The two also are meeting hours after the European Union agreed to let individual EU nations take detainees from the Guantanamo prison in Cuba. A Berlusconi aide, speaking on condition of anonymity, said Monday that the premier would be open to take in at least three detainees.
The leaders offer a striking contrast: Berlusconi, a media mogul and one of Italy's richest men, has been plagued by criminal trials, conflict-of-interest accusations, tawdry scandals and headline-making gaffes that have drawn scorn from other countries but have done little to lower his high popularity rating at home.
Among other unguarded comments, Berlusconi made headlines shortly after the US presidential election when he said Obama is "young, he's handsome and he even has a good tan," but has traditionally entertained very friendly relations with the US.
Obama, on the other hand, is a young, dynamic president with a squeaky-clean family image and a reputation for phenomenal self-control, hence his nickname, "No Drama Obama." He is much admired abroad, especially in Western Europe.

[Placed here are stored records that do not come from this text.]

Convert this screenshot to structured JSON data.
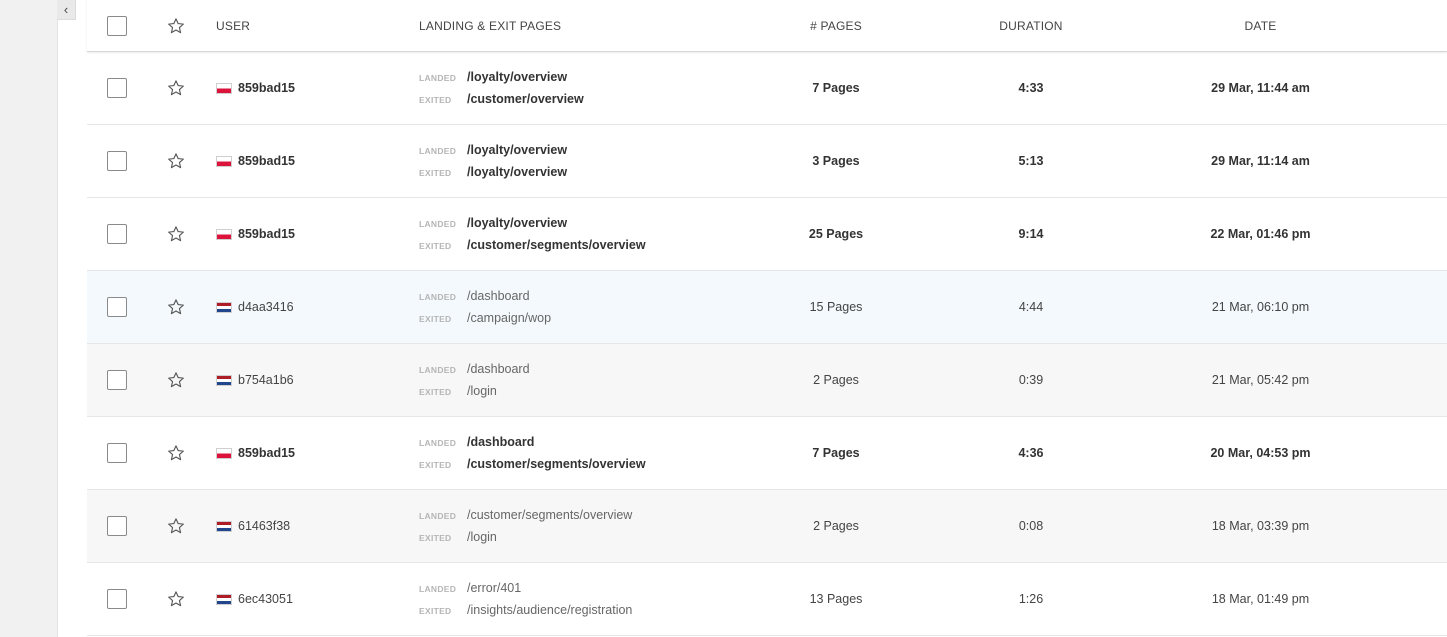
{
  "collapse_label": "‹",
  "header": {
    "user": "USER",
    "pages": "LANDING & EXIT PAGES",
    "num_pages": "# PAGES",
    "duration": "DURATION",
    "date": "DATE"
  },
  "labels": {
    "landed": "LANDED",
    "exited": "EXITED"
  },
  "flags": {
    "pl": "flag-poland-icon",
    "nl": "flag-netherlands-icon"
  },
  "rows": [
    {
      "user": "859bad15",
      "flag": "pl",
      "landed": "/loyalty/overview",
      "exited": "/customer/overview",
      "pages": "7 Pages",
      "duration": "4:33",
      "date": "29 Mar, 11:44 am",
      "bold": true
    },
    {
      "user": "859bad15",
      "flag": "pl",
      "landed": "/loyalty/overview",
      "exited": "/loyalty/overview",
      "pages": "3 Pages",
      "duration": "5:13",
      "date": "29 Mar, 11:14 am",
      "bold": true
    },
    {
      "user": "859bad15",
      "flag": "pl",
      "landed": "/loyalty/overview",
      "exited": "/customer/segments/overview",
      "pages": "25 Pages",
      "duration": "9:14",
      "date": "22 Mar, 01:46 pm",
      "bold": true
    },
    {
      "user": "d4aa3416",
      "flag": "nl",
      "landed": "/dashboard",
      "exited": "/campaign/wop",
      "pages": "15 Pages",
      "duration": "4:44",
      "date": "21 Mar, 06:10 pm",
      "bold": false
    },
    {
      "user": "b754a1b6",
      "flag": "nl",
      "landed": "/dashboard",
      "exited": "/login",
      "pages": "2 Pages",
      "duration": "0:39",
      "date": "21 Mar, 05:42 pm",
      "bold": false
    },
    {
      "user": "859bad15",
      "flag": "pl",
      "landed": "/dashboard",
      "exited": "/customer/segments/overview",
      "pages": "7 Pages",
      "duration": "4:36",
      "date": "20 Mar, 04:53 pm",
      "bold": true
    },
    {
      "user": "61463f38",
      "flag": "nl",
      "landed": "/customer/segments/overview",
      "exited": "/login",
      "pages": "2 Pages",
      "duration": "0:08",
      "date": "18 Mar, 03:39 pm",
      "bold": false
    },
    {
      "user": "6ec43051",
      "flag": "nl",
      "landed": "/error/401",
      "exited": "/insights/audience/registration",
      "pages": "13 Pages",
      "duration": "1:26",
      "date": "18 Mar, 01:49 pm",
      "bold": false
    }
  ]
}
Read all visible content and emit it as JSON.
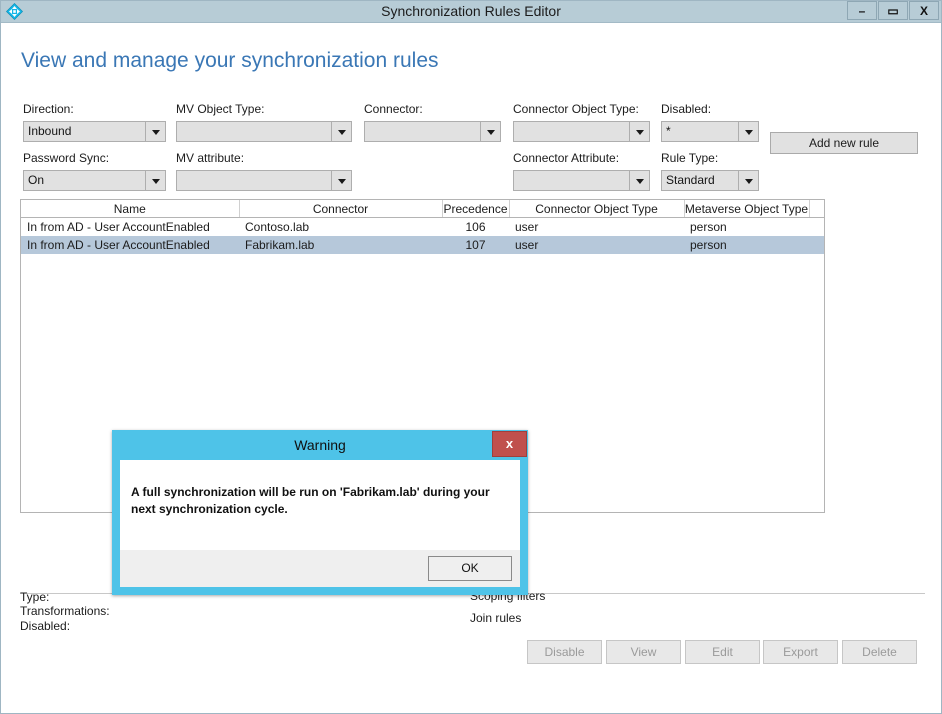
{
  "window": {
    "title": "Synchronization Rules Editor",
    "app_icon": "sync-diamond-icon",
    "controls": {
      "minimize": "–",
      "maximize": "▭",
      "close": "X"
    }
  },
  "page": {
    "heading": "View and manage your synchronization rules"
  },
  "filters": {
    "direction": {
      "label": "Direction:",
      "value": "Inbound"
    },
    "password_sync": {
      "label": "Password Sync:",
      "value": "On"
    },
    "mv_object_type": {
      "label": "MV Object Type:",
      "value": ""
    },
    "mv_attribute": {
      "label": "MV attribute:",
      "value": ""
    },
    "connector": {
      "label": "Connector:",
      "value": ""
    },
    "connector_object_type": {
      "label": "Connector Object Type:",
      "value": ""
    },
    "connector_attribute": {
      "label": "Connector Attribute:",
      "value": ""
    },
    "disabled": {
      "label": "Disabled:",
      "value": "*"
    },
    "rule_type": {
      "label": "Rule Type:",
      "value": "Standard"
    }
  },
  "actions": {
    "add_new_rule": "Add new rule"
  },
  "table": {
    "columns": [
      "Name",
      "Connector",
      "Precedence",
      "Connector Object Type",
      "Metaverse Object Type"
    ],
    "rows": [
      {
        "name": "In from AD - User AccountEnabled",
        "connector": "Contoso.lab",
        "precedence": "106",
        "connector_object_type": "user",
        "metaverse_object_type": "person",
        "selected": false
      },
      {
        "name": "In from AD - User AccountEnabled",
        "connector": "Fabrikam.lab",
        "precedence": "107",
        "connector_object_type": "user",
        "metaverse_object_type": "person",
        "selected": true
      }
    ]
  },
  "details": {
    "type_label": "Type:",
    "transformations_label": "Transformations:",
    "disabled_label": "Disabled:",
    "scoping_filters_label": "Scoping filters",
    "join_rules_label": "Join rules"
  },
  "footer_buttons": [
    {
      "label": "Disable",
      "enabled": false
    },
    {
      "label": "View",
      "enabled": false
    },
    {
      "label": "Edit",
      "enabled": false
    },
    {
      "label": "Export",
      "enabled": false
    },
    {
      "label": "Delete",
      "enabled": false
    }
  ],
  "dialog": {
    "title": "Warning",
    "close_label": "x",
    "message": "A full synchronization will be run on 'Fabrikam.lab' during your next synchronization cycle.",
    "ok_label": "OK"
  },
  "colors": {
    "titlebar": "#b7ccd6",
    "heading": "#3a77b5",
    "dialog_accent": "#4ec3e8",
    "dialog_close": "#c0504d",
    "row_selected": "#b6c8da"
  }
}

The meeting is important for Berlusconi, who is seeking to establish a personal relationship with the young, popular president akin to the one he had with Obama's predecessor, President George W Bush.
The premier arrived late on Sunday and went straight to his hotel without making any statements to the press. He spent Monday morning working in his room and preparing for the meeting.
Berlusconi also must show Italians and the world that he is a statesman capable of pushing his country's interests as well as those of the G-8 nations. His office points out that Berlusconi is the second EU leader after British Prime Minister Gordon Brown to be received at the White House by Obama.
"Berlusconi has to show the world after all his antics of the past month-and-a-half that he is a world-class statesman and not an aging clown," said James Walston, a political science professor at the American University of Rome. "And he must be careful not to just drop bricks."
His trip to Washington follows suggestions from Berlusconi's wife, Veronica Lario, last month that the 72-year-old premier had an inappropriate relationship with 18-year-old Noemi Letizia. Lario cited Berlusconi's presence at Letizia's birthday party in announcing she was divorcing him.
Berlusconi has denied there was anything improper about his relationship with the teenager, who he has said is the daughter of an old friend from political circles. He has said he was victim of a slander campaign by the opposition ahead of last weekend's European Parliament elections.
While the Italian public was riveted, the scandal had no impact on Berlusconi's political career at home, as his People's Freedom Party won the European elections hands down over the center-left Democratic Party.
But it played big abroad and won him condemnation in newspaper opinion pieces in many countries.
Berlusconi's meeting with Obama and the upcoming G-8 meeting in L'Aquila mark opportunities for the aging premier to be relevant.
On the economy, the United States and Britain favor staying committed to free-spending measures to jolt the economy, but several continental European countries and Canada want unwinding those measures to be the main topic of conversation. Italy has not taken a position, choosing to remain neutral.
The two also are expected to discuss the situation in the Middle East, Afghanistan, where Italy has about 2,800 troops and Iran, the premier's office said.
The Berlusconi aide said the premier is considering temporarily sending more than 500 police officers, troops, police instructors and pilots to Afghanistan to bolster its contingent there in the run-up to the August 20 election.